PROBLEM - Pick out all lines with the word "true" from the records that follow.

WORKING DATA -
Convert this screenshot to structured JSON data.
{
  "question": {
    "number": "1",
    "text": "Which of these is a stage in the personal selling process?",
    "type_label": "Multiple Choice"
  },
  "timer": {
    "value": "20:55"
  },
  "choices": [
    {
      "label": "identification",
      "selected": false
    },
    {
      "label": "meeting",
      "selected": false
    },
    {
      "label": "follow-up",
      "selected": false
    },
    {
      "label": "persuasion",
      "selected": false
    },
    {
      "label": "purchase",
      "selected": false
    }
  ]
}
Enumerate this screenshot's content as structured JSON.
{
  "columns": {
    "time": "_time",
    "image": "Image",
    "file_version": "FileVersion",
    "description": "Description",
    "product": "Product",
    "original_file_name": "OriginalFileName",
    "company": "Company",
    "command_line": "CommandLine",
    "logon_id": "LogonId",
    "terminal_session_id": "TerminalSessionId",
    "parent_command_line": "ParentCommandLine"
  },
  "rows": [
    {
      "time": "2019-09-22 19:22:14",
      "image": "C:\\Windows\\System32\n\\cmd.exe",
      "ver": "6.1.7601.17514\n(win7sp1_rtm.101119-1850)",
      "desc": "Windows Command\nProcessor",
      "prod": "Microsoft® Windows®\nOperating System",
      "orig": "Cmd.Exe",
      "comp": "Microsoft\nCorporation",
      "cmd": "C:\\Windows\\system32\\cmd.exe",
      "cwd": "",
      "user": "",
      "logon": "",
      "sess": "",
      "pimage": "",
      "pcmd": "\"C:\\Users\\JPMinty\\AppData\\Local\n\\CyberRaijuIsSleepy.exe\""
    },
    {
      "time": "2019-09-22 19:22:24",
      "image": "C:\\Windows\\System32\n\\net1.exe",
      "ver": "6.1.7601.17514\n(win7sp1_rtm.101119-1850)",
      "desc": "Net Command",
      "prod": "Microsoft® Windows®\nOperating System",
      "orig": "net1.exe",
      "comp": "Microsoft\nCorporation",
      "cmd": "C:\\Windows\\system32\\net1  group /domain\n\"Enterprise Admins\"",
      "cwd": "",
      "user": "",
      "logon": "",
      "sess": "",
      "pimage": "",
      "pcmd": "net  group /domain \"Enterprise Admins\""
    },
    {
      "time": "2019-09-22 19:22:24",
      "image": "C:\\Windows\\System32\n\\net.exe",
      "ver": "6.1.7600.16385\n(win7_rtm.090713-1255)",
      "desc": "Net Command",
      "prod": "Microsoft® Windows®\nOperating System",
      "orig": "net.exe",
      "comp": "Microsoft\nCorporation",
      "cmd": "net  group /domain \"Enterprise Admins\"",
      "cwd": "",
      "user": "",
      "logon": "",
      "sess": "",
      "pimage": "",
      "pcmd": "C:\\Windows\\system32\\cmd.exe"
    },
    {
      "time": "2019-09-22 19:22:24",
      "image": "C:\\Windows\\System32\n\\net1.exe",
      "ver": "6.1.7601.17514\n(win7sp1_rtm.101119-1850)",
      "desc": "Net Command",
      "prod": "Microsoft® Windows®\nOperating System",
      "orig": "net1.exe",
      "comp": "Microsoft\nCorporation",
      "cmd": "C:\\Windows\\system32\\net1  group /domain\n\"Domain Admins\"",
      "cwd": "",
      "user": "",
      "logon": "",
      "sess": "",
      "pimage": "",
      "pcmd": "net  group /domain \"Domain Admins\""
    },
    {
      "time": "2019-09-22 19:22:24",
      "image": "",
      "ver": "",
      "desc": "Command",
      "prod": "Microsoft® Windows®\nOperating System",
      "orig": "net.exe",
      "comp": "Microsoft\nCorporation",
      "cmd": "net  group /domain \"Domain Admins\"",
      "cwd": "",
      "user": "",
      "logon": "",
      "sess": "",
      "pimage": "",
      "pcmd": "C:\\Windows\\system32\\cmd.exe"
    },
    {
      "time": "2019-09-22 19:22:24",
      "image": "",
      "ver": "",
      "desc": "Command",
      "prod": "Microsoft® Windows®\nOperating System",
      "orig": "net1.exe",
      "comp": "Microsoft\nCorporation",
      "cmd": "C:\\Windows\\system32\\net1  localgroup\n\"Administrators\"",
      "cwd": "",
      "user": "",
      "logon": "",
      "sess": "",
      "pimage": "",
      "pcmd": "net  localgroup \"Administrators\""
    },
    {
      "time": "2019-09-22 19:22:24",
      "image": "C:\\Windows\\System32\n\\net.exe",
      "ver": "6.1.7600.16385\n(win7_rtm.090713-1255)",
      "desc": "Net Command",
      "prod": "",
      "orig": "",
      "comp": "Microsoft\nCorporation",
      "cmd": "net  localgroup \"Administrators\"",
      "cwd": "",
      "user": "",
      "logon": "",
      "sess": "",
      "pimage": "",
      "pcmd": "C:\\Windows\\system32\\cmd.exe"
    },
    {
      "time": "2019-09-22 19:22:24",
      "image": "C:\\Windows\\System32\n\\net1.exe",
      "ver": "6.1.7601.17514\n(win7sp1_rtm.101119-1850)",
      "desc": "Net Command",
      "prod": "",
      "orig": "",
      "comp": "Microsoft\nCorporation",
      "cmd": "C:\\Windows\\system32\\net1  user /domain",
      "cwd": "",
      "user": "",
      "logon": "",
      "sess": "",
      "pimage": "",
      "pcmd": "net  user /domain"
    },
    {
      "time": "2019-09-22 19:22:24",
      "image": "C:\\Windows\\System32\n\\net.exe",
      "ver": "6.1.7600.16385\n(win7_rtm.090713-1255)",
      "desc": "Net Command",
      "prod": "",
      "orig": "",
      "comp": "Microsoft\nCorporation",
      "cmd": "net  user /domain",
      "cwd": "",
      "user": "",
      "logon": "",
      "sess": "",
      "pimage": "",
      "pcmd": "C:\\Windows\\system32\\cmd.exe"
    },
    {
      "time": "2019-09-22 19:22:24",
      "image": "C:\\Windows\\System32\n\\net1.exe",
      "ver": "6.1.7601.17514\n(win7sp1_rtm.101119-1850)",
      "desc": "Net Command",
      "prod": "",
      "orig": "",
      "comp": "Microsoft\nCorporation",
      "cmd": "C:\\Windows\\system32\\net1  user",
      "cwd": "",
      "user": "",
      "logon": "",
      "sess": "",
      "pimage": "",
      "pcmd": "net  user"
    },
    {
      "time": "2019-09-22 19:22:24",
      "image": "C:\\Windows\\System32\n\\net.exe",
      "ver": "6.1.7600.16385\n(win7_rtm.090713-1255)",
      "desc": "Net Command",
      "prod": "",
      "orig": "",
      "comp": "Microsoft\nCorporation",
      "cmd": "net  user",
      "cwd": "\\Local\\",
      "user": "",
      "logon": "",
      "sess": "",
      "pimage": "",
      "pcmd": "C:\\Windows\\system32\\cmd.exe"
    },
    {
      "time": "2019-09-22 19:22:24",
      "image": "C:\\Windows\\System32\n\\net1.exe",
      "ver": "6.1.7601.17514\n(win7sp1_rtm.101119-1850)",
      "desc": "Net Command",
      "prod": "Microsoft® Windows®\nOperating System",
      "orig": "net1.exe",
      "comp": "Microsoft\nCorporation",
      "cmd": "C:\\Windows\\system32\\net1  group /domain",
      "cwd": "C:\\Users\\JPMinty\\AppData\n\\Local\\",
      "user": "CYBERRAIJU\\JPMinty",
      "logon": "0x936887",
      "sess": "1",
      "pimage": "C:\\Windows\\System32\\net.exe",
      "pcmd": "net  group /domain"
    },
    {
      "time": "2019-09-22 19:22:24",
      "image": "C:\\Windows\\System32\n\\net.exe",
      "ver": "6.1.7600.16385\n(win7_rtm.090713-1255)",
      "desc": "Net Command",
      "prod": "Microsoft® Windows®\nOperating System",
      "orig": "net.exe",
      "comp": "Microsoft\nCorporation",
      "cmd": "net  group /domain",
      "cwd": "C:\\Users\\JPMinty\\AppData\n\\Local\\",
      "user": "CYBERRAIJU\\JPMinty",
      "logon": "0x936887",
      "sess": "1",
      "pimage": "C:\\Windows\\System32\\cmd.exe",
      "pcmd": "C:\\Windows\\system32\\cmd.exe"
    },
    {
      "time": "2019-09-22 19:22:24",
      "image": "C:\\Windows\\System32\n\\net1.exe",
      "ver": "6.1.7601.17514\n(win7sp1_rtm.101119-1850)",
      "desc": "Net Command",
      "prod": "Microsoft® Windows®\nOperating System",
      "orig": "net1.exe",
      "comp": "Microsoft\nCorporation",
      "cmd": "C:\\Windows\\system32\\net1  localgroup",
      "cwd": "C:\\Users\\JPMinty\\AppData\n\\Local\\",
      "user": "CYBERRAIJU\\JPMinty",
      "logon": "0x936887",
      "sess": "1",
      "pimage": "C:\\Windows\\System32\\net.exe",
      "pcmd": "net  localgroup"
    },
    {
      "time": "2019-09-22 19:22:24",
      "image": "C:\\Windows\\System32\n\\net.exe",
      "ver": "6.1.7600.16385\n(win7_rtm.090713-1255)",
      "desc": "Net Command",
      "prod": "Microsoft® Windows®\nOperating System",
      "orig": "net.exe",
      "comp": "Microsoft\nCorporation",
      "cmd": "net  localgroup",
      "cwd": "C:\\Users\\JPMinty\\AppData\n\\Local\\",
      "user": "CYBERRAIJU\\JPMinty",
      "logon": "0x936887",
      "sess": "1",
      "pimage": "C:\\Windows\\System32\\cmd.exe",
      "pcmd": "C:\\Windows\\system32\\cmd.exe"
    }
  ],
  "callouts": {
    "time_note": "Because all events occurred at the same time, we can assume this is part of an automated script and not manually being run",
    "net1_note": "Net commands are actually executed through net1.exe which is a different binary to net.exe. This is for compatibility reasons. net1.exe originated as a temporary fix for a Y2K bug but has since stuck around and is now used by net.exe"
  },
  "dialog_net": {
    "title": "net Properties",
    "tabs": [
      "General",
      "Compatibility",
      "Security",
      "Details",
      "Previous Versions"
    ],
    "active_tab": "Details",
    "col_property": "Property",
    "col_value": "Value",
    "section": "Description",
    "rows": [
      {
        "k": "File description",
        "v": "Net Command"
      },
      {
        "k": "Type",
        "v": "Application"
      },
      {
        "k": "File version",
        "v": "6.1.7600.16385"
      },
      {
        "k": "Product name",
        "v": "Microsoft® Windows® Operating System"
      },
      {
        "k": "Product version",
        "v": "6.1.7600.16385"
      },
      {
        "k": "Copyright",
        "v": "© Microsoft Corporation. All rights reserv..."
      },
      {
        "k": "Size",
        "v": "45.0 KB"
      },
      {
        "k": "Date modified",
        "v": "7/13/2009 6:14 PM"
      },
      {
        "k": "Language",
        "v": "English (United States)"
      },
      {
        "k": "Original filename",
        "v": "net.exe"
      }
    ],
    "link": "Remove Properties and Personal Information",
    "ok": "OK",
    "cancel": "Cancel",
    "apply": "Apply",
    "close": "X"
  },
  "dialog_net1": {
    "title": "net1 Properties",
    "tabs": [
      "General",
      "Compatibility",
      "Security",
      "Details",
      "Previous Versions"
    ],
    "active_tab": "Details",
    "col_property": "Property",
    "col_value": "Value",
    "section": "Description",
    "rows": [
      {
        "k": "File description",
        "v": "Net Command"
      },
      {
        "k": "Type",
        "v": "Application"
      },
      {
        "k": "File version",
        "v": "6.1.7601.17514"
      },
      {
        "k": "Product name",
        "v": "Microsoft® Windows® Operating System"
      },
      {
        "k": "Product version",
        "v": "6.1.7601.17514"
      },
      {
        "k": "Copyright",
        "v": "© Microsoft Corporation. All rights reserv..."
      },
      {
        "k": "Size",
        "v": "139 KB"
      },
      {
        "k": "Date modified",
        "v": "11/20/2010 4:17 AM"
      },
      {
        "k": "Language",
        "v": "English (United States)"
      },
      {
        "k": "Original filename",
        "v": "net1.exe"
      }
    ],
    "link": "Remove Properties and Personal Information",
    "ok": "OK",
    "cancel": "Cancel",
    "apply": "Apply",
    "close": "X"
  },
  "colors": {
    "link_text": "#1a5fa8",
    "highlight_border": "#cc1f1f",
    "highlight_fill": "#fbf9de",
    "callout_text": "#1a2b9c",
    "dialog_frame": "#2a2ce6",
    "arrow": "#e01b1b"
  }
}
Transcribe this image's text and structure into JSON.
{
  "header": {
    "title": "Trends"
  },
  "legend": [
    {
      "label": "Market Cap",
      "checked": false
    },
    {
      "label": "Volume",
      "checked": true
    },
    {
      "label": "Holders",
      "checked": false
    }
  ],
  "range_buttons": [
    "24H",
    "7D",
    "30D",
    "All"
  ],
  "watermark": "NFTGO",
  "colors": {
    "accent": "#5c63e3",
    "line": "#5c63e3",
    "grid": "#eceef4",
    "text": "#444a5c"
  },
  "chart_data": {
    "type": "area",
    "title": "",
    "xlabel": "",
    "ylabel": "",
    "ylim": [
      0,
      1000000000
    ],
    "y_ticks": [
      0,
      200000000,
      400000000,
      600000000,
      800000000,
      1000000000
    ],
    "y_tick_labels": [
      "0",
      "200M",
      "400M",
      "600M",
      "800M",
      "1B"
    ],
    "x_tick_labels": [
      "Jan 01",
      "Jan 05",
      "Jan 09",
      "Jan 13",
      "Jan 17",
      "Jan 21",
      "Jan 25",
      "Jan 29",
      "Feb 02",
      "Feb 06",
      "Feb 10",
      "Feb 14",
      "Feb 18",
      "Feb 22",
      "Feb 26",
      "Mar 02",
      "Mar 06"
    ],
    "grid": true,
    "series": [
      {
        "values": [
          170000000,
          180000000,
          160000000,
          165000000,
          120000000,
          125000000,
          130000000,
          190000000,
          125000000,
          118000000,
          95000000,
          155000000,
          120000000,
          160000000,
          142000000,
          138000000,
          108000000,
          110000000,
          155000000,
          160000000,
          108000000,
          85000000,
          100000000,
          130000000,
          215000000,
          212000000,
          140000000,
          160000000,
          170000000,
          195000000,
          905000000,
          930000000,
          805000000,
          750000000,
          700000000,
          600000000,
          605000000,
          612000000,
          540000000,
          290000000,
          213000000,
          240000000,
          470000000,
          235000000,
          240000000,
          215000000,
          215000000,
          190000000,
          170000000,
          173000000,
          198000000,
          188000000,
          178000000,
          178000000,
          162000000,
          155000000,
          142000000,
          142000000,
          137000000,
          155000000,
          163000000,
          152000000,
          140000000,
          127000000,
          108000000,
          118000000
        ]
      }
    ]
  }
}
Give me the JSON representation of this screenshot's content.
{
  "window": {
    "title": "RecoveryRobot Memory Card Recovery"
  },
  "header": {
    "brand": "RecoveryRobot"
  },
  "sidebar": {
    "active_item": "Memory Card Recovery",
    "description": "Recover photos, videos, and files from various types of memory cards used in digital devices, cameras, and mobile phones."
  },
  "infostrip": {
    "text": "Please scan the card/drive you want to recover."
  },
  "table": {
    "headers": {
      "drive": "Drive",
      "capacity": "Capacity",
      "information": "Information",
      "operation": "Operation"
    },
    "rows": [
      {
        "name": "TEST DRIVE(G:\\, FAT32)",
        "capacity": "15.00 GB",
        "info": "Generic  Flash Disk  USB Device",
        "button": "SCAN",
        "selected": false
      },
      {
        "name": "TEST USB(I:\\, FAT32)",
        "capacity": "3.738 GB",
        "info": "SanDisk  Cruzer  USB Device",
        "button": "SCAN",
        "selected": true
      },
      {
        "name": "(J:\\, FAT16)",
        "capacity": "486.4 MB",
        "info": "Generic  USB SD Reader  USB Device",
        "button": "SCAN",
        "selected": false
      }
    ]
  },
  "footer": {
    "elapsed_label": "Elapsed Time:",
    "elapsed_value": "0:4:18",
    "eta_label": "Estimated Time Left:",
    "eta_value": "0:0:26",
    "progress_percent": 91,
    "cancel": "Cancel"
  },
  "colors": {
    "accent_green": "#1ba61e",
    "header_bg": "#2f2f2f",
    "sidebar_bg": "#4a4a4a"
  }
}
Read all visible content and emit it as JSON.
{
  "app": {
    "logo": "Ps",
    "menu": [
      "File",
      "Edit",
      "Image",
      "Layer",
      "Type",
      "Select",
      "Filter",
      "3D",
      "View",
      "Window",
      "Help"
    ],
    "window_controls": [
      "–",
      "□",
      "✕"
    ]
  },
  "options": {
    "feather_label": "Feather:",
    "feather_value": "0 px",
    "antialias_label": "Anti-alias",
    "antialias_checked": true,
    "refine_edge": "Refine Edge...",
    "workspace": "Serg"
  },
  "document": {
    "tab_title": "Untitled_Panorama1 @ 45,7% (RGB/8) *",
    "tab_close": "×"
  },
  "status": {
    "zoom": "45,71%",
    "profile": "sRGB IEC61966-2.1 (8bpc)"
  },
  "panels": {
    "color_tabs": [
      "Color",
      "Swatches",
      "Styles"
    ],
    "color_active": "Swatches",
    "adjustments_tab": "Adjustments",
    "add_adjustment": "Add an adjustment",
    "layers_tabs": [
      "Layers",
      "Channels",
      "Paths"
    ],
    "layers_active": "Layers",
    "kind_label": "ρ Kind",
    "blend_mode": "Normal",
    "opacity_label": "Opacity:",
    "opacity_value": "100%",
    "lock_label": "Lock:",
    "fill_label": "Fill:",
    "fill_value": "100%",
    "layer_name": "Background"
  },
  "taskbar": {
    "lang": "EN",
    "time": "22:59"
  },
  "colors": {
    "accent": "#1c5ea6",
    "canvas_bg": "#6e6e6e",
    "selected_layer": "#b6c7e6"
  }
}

EXERCISE RESULT -
      "checked": true
    "grid": true,
        "selected": true
    "antialias_checked": true,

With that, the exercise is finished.